We’ve all heard the barrage of messages on both sides. On one hand baby boomers and their parents are blamed for the present sorry situation we find ourselves in: tsunamis, hurricanes, tornadoes, wildfires, and other weather bombs that have left cities and often whole nations in ruins. On the other hand, people are quick to point out the dependence on cell phones and high-tech toys that are updated frequently, which also has an impact on climate change. It’s all very disheartening. And none of it productive.

Attacking one another achieves nothing but a simmering resentment and blinds us all to the matter at hand. We cannot make a difference as long as our energies are focused on the blame game instead of holding big business and governments accountable and taking personal responsibility for our own actions that contribute to the problems – like buying things we do not need and sending stuff to landfill instead of recycling or re purposing items. In Canada we are in the midst of trying to make a decision on who to vote for in the upcoming federal election – climate change is high on the agenda. Thousands are gathering in every major city across the country to participate in the global climate strike even as I write. We cannot afford to continue burying our heads in the sand. I just pray for divine guidance when it comes to this global crisis that affects all life on earth, and also for wisdom and insight as we mark our ballots

Water, water everywhere


Maybe you’ve seen the photo I posted not long after moving here, but if you haven’t here it is again (bear with me, there’s a reason for this).

A view from the balcony, early August

That was taken a little over 2 weeks ago, but we’ve been experiencing a much cooler summer this year, with a lot of rain. Today it’s been pouring and here is a drastically different view:

Wetlands, after all the rain – at least the water fowl will be happy

I was shocked to see that green space awash in water when I got home from work today. It’s amazing what nature can do. The winds are also high today and we’ve received a weather alert with a forecast of heavy rains.

I think I will go read a good book and “weather out the storm”. Nothing like a rainy day and a good book. Also, I am still recovering from the move. So rest and relaxation will be the order of the day.

How’s the weather where you live? Are you enjoying a warm, sunny day?

On global warming


I have lived in Fort McMurray for nearly four years and every summer we are faced with smoke from forest fires from across Alberta, British Columbia, the prairies and Ontario, as well as the North West Territories. This summer has been no different. Last week the smoke was so dense we could smell it. It stings your eyes and throat and for people with health issues it becomes a situation where they are house bound.

Last year we had hoped to travel to B.C. but due to smoke and warnings from the health department we were forced to change our plans. My husband does have several health issues and I am sure we were not the only ones forced to alter vacation plans. So, what is my point, you may ask. My point is that besides the environmental costs caused by global warming there are many and varied economic costs as well. The cost to the tourism industry for one.

Of course, there is the huge costs to taxpayers as governments everywhere are faced with ever growing financial challenges from fighting forest fires to cleaning up after severe flooding and other so called ‘natural disasters’.

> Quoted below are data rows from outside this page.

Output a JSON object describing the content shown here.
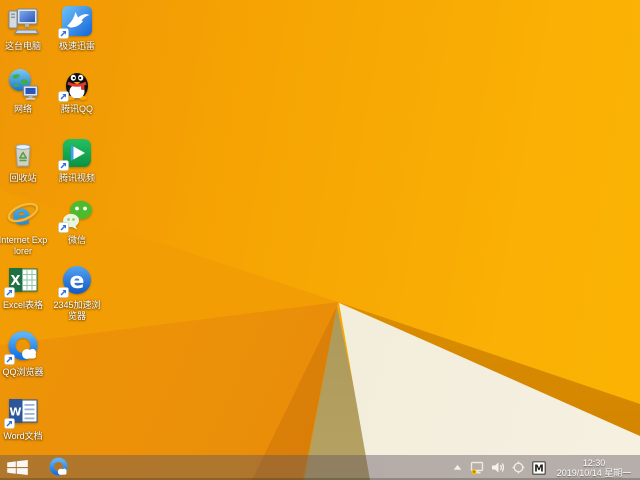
{
  "desktop": {
    "icons": [
      {
        "label": "这台电脑",
        "icon": "computer-icon",
        "shortcut": false
      },
      {
        "label": "极速迅雷",
        "icon": "thunder-bird-icon",
        "shortcut": true
      },
      {
        "label": "网络",
        "icon": "network-globe-icon",
        "shortcut": false
      },
      {
        "label": "腾讯QQ",
        "icon": "qq-penguin-icon",
        "shortcut": true
      },
      {
        "label": "回收站",
        "icon": "recycle-bin-icon",
        "shortcut": false
      },
      {
        "label": "腾讯视频",
        "icon": "tencent-video-icon",
        "shortcut": true
      },
      {
        "label": "Internet Explorer",
        "icon": "internet-explorer-icon",
        "shortcut": false
      },
      {
        "label": "微信",
        "icon": "wechat-icon",
        "shortcut": true
      },
      {
        "label": "Excel表格",
        "icon": "excel-icon",
        "shortcut": true
      },
      {
        "label": "2345加速浏览器",
        "icon": "browser-2345-icon",
        "shortcut": true
      },
      {
        "label": "QQ浏览器",
        "icon": "qq-browser-icon",
        "shortcut": true
      },
      {
        "label": "Word文档",
        "icon": "word-icon",
        "shortcut": true
      }
    ]
  },
  "taskbar": {
    "start_icon": "windows-logo-icon",
    "pinned_apps": [
      {
        "label": "QQ浏览器",
        "icon": "qq-browser-icon"
      }
    ],
    "tray": {
      "icons": [
        "hidden-icons-chevron-icon",
        "security-warning-icon",
        "volume-icon",
        "action-center-icon",
        "ime-indicator-icon"
      ],
      "ime_letter": "M",
      "time": "12:30",
      "date": "2019/10/14 星期一"
    }
  },
  "colors": {
    "wallpaper_orange": "#f6a403",
    "wallpaper_cream": "#f2ecda",
    "wallpaper_tan": "#a99554",
    "wallpaper_stripe": "#d18300",
    "taskbar_tint": "rgba(92,84,96,0.42)"
  }
}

We take clean air for granted as well as clean, potable water. There is far too much we continue to take for granted. It is disappointing, to say the least, to see our provincial governments fighting against any real efforts to curb global warming, such as a carbon tax. At the same time, they are lagging in taking initiatives to deal with the fall out.

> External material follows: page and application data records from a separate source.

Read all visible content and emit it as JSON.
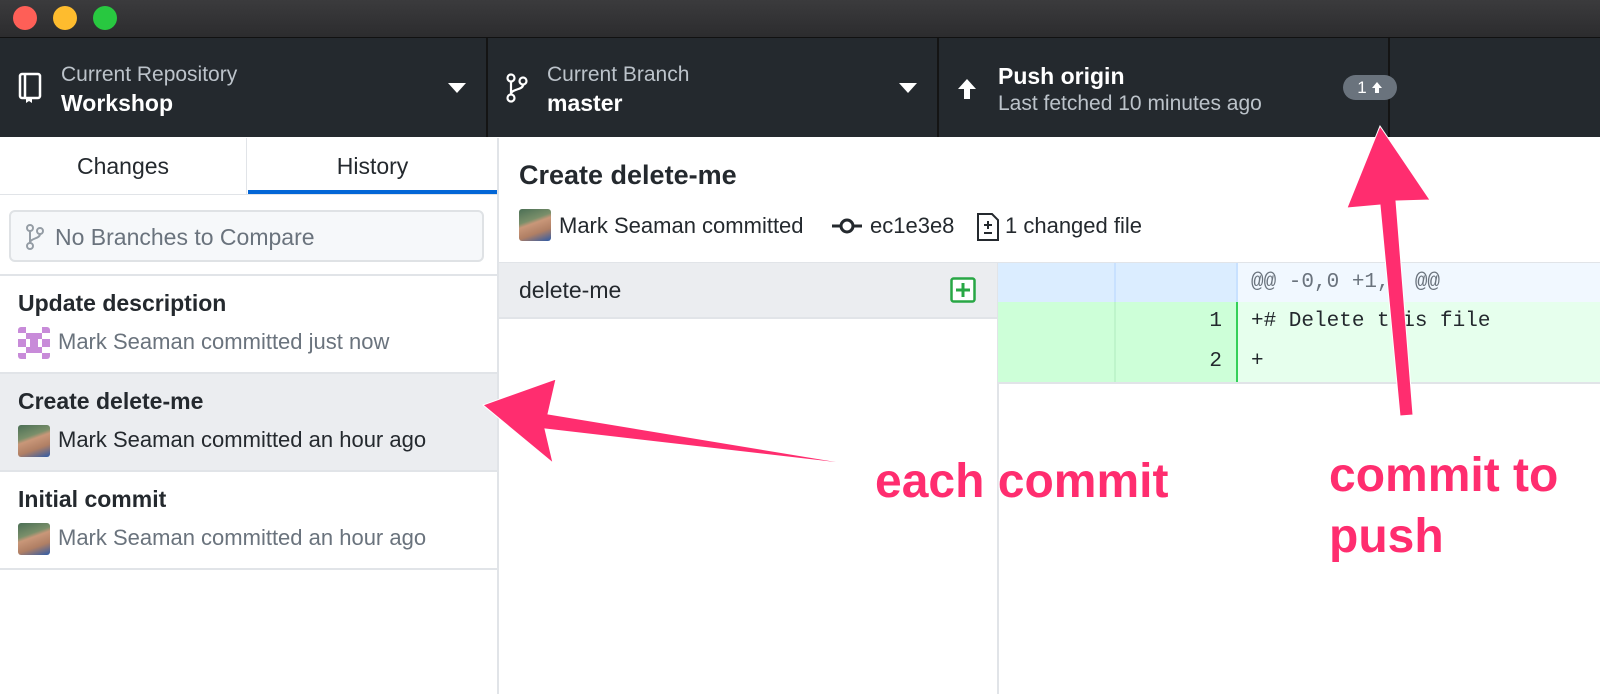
{
  "toolbar": {
    "repo_label": "Current Repository",
    "repo_name": "Workshop",
    "branch_label": "Current Branch",
    "branch_name": "master",
    "push_title": "Push origin",
    "push_sub": "Last fetched 10 minutes ago",
    "push_count": "1"
  },
  "sidebar": {
    "tabs": [
      "Changes",
      "History"
    ],
    "active_tab": "History",
    "compare_placeholder": "No Branches to Compare",
    "commits": [
      {
        "title": "Update description",
        "meta": "Mark Seaman committed just now"
      },
      {
        "title": "Create delete-me",
        "meta": "Mark Seaman committed an hour ago"
      },
      {
        "title": "Initial commit",
        "meta": "Mark Seaman committed an hour ago"
      }
    ]
  },
  "commit_detail": {
    "title": "Create delete-me",
    "author": "Mark Seaman committed",
    "sha": "ec1e3e8",
    "changed": "1 changed file"
  },
  "files": [
    {
      "name": "delete-me"
    }
  ],
  "diff": {
    "hunk": "@@ -0,0 +1,2 @@",
    "lines": [
      {
        "num": "1",
        "text": "+# Delete this file"
      },
      {
        "num": "2",
        "text": "+"
      }
    ]
  },
  "annotations": {
    "each_commit": "each commit",
    "commit_to_push_1": "commit to",
    "commit_to_push_2": "push"
  },
  "colors": {
    "accent": "#0366d6",
    "annotation": "#ff2d6f",
    "added_bg": "#e6ffed",
    "hunk_bg": "#f1f8ff"
  }
}
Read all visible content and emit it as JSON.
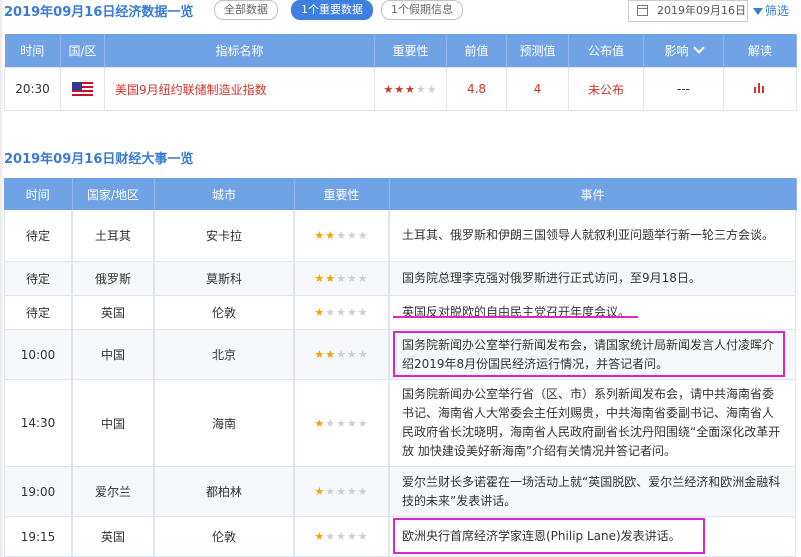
{
  "header": {
    "title": "2019年09月16日经济数据一览",
    "pills": [
      "全部数据",
      "1个重要数据",
      "1个假期信息"
    ],
    "date": "2019年09月16日",
    "filter_label": "筛选"
  },
  "econ_table": {
    "columns": [
      "时间",
      "国/区",
      "指标名称",
      "重要性",
      "前值",
      "预测值",
      "公布值",
      "影响",
      "解读"
    ],
    "rows": [
      {
        "time": "20:30",
        "country_icon": "us-flag-icon",
        "indicator": "美国9月纽约联储制造业指数",
        "importance": 3,
        "previous": "4.8",
        "forecast": "4",
        "actual": "未公布",
        "impact": "---",
        "analysis_icon": "bar-chart-icon"
      }
    ]
  },
  "events_title": "2019年09月16日财经大事一览",
  "events_table": {
    "columns": [
      "时间",
      "国家/地区",
      "城市",
      "重要性",
      "事件"
    ],
    "rows": [
      {
        "time": "待定",
        "country": "土耳其",
        "city": "安卡拉",
        "importance": 2,
        "event": "土耳其、俄罗斯和伊朗三国领导人就叙利亚问题举行新一轮三方会谈。"
      },
      {
        "time": "待定",
        "country": "俄罗斯",
        "city": "莫斯科",
        "importance": 2,
        "event": "国务院总理李克强对俄罗斯进行正式访问，至9月18日。"
      },
      {
        "time": "待定",
        "country": "英国",
        "city": "伦敦",
        "importance": 1,
        "event": "英国反对脱欧的自由民主党召开年度会议。"
      },
      {
        "time": "10:00",
        "country": "中国",
        "city": "北京",
        "importance": 2,
        "event": "国务院新闻办公室举行新闻发布会，请国家统计局新闻发言人付凌晖介绍2019年8月份国民经济运行情况，并答记者问。"
      },
      {
        "time": "14:30",
        "country": "中国",
        "city": "海南",
        "importance": 1,
        "event": "国务院新闻办公室举行省（区、市）系列新闻发布会，请中共海南省委书记、海南省人大常委会主任刘赐贵，中共海南省委副书记、海南省人民政府省长沈晓明，海南省人民政府副省长沈丹阳围绕“全面深化改革开放 加快建设美好新海南”介绍有关情况并答记者问。"
      },
      {
        "time": "19:00",
        "country": "爱尔兰",
        "city": "都柏林",
        "importance": 1,
        "event": "爱尔兰财长多诺霍在一场活动上就“英国脱欧、爱尔兰经济和欧洲金融科技的未来”发表讲话。"
      },
      {
        "time": "19:15",
        "country": "英国",
        "city": "伦敦",
        "importance": 1,
        "event": "欧洲央行首席经济学家连恩(Philip Lane)发表讲话。"
      }
    ]
  },
  "colors": {
    "header_blue": "#6fa3e6",
    "title_blue": "#3a7bd5",
    "highlight_magenta": "#e025c8",
    "red": "#d0342c",
    "star_gold": "#f0a500"
  }
}
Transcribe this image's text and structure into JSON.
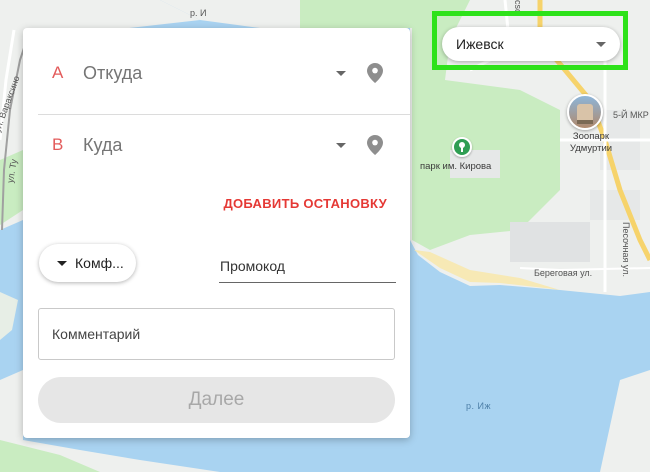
{
  "map": {
    "labels": {
      "river_top": "р. И",
      "street_varaksino": "ул. Вараксино",
      "street_tu": "ул. Ту",
      "street_pesochnaya": "Песочная ул.",
      "street_beregovaya": "Береговая ул.",
      "street_so": "сso",
      "district": "5-Й МКР",
      "park": "парк им. Кирова",
      "zoo": "Зоопарк Удмуртии",
      "river_bottom": "р. Иж"
    },
    "icons": {
      "park": "tree-icon",
      "zoo": "zoo-photo-icon"
    }
  },
  "city_select": {
    "value": "Ижевск",
    "icon": "chevron-down-icon"
  },
  "route": {
    "from": {
      "letter": "A",
      "placeholder": "Откуда"
    },
    "to": {
      "letter": "B",
      "placeholder": "Куда"
    },
    "icons": {
      "dropdown": "chevron-down-icon",
      "location": "location-pin-icon"
    }
  },
  "add_stop_label": "ДОБАВИТЬ ОСТАНОВКУ",
  "tariff": {
    "label": "Комф..."
  },
  "promo": {
    "placeholder": "Промокод"
  },
  "comment": {
    "placeholder": "Комментарий"
  },
  "next_button": {
    "label": "Далее"
  },
  "colors": {
    "accent_red": "#e53935",
    "highlight_green": "#2ee21a",
    "water": "#a9d3f1",
    "land": "#eef0ee",
    "park": "#c9ecc1"
  }
}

While partisan politics uses every instrument of technology such as mining data to help them shape their promises and their platforms and spend much of their time fighting one another the issues and challenges caused by global warming rage on.

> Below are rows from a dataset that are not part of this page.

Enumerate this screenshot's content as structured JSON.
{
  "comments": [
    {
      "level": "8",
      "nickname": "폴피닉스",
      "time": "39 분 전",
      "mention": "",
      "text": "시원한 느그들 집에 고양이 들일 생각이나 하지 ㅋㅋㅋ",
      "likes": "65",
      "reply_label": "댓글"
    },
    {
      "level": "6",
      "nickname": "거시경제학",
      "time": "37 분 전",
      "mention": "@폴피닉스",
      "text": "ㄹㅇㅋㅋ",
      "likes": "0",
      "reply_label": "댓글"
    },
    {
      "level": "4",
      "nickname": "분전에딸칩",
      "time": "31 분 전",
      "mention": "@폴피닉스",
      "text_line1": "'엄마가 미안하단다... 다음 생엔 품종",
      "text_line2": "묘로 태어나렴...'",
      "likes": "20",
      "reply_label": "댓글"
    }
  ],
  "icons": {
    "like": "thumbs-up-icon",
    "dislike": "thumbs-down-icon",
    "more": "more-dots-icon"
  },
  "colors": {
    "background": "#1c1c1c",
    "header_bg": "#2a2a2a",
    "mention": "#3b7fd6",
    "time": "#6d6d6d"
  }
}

I don’t have any answers except perhaps to say it is more important than ever to exercise your right to vote, in every single election, whether municipal, provincial or federal. Our future and the future of our young people and our very planet may depend on it.